== YOUR ASSIGNMENT ==
Whenever a line in the data below includes the string "circle", copy it out.

== DATA LISTING ==

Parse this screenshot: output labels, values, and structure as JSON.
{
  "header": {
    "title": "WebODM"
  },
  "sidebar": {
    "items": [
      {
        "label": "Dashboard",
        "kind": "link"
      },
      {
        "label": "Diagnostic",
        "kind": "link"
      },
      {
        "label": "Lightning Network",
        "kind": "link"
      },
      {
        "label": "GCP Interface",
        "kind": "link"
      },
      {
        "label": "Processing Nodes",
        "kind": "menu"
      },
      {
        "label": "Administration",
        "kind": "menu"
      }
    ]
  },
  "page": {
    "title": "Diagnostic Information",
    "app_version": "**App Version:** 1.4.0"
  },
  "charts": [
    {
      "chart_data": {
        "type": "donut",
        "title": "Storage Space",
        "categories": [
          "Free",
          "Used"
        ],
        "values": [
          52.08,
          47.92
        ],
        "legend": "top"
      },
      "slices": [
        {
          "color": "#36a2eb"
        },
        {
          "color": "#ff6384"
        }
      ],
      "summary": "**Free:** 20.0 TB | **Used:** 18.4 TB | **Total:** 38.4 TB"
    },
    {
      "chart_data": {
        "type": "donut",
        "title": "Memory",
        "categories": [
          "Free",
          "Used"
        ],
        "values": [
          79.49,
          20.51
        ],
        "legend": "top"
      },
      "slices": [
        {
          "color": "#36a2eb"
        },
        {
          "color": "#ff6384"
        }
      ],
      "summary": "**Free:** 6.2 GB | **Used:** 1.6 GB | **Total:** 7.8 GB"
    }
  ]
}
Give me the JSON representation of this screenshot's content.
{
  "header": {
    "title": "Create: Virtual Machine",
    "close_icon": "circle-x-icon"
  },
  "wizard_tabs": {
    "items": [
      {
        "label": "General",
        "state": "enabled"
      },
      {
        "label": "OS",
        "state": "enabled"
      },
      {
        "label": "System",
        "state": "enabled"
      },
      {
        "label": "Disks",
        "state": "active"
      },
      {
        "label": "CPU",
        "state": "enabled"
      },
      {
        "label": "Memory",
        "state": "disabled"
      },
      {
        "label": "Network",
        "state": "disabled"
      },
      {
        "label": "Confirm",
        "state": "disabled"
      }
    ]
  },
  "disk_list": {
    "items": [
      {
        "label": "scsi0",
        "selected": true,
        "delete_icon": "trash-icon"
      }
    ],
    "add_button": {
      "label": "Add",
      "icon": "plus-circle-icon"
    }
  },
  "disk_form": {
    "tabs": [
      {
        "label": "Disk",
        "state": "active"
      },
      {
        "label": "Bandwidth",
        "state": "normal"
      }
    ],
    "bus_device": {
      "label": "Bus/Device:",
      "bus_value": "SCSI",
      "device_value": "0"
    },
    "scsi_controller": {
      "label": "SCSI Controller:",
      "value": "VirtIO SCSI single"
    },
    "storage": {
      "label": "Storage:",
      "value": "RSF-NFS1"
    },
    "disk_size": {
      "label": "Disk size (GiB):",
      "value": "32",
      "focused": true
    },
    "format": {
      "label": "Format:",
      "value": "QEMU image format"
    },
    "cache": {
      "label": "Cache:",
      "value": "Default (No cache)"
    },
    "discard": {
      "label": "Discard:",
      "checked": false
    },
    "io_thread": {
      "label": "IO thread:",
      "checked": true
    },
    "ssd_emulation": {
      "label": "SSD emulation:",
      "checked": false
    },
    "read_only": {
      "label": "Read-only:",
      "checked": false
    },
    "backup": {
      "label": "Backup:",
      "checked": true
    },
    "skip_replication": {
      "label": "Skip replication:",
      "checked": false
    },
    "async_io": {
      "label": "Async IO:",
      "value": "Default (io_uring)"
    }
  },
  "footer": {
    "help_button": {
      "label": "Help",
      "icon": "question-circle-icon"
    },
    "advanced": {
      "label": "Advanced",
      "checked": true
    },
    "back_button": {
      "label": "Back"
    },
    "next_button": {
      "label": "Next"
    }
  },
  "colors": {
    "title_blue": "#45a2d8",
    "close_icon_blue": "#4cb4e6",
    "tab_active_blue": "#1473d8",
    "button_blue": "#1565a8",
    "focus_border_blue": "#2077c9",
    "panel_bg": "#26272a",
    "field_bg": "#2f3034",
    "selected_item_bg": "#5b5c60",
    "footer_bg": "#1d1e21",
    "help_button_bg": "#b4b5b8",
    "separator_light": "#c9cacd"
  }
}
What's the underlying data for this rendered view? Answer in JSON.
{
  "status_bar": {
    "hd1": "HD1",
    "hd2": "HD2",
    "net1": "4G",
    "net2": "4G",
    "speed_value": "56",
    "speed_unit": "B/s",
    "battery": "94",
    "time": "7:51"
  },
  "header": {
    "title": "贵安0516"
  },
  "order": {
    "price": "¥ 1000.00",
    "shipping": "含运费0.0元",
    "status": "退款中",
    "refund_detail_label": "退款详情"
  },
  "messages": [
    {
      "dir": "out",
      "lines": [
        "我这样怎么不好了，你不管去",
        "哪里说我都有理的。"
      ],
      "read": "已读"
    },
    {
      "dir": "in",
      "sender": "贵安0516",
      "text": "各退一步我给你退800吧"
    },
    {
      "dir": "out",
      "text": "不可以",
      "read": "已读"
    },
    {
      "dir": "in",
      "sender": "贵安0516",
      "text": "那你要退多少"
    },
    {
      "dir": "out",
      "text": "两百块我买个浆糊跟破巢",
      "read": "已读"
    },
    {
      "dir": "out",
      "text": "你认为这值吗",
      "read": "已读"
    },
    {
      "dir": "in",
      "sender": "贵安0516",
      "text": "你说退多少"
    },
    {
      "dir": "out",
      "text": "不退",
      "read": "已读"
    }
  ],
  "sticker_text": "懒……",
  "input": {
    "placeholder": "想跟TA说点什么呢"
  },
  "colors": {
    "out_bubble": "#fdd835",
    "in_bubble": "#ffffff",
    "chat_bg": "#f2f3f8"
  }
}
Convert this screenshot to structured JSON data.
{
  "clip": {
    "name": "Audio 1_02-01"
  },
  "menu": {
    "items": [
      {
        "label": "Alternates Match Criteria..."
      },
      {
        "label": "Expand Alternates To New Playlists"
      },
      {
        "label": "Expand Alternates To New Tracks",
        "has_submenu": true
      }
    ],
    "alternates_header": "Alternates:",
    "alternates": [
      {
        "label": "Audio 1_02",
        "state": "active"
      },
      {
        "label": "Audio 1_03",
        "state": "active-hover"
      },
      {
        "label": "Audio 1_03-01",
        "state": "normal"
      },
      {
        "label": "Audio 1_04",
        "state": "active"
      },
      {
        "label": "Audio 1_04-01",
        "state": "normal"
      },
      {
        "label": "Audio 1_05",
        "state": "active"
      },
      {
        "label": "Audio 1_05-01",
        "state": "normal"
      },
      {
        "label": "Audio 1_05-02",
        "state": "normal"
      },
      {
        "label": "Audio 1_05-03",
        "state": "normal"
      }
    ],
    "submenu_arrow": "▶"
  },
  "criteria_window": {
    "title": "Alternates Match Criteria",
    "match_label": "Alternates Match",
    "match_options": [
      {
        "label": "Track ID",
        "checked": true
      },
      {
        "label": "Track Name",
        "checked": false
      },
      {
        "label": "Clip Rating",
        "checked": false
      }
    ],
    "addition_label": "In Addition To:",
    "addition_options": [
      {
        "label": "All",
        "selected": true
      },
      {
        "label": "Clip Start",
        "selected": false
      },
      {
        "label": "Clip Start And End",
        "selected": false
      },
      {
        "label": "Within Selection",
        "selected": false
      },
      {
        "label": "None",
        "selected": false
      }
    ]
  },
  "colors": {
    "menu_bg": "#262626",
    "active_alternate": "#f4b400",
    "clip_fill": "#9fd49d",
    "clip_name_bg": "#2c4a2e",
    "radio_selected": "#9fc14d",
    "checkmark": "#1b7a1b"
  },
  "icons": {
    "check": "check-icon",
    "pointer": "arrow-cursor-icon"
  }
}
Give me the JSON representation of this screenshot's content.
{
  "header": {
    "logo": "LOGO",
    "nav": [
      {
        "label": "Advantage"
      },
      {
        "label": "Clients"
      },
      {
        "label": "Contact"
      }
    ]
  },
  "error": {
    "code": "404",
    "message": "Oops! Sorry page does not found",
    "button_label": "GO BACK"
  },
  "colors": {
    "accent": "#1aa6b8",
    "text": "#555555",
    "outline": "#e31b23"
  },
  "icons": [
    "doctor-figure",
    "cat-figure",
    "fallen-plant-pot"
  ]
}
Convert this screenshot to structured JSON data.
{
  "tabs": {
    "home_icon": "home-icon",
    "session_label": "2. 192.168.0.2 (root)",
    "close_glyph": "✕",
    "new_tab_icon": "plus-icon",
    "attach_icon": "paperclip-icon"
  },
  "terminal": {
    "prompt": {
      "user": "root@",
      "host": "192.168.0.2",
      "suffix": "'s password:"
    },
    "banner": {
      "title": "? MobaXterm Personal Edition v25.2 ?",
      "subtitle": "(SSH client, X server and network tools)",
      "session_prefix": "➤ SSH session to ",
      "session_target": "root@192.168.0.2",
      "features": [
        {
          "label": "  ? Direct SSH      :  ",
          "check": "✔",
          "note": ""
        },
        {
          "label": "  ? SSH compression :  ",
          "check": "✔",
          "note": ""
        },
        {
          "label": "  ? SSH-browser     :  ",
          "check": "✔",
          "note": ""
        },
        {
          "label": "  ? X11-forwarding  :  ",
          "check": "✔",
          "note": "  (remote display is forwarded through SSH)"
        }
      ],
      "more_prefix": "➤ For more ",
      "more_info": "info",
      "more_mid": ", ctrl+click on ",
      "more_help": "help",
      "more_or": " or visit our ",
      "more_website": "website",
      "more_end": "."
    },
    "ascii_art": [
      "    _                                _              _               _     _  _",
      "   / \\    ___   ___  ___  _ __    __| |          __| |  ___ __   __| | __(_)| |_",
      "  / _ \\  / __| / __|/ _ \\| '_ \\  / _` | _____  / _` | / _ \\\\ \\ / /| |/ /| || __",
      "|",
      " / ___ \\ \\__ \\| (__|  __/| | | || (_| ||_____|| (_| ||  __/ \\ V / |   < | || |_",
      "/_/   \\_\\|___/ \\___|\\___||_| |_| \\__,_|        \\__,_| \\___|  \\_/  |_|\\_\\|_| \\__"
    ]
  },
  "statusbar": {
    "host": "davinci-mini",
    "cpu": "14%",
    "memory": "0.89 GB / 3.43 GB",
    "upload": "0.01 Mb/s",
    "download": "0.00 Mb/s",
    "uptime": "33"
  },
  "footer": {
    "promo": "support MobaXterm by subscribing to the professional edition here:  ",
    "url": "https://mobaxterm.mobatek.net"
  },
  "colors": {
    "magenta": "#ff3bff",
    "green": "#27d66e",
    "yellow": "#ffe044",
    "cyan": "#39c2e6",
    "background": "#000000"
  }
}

== PROBLEM SOLUTION ==
    "close_icon": "circle-x-icon"
      "icon": "plus-circle-icon"
      "icon": "question-circle-icon"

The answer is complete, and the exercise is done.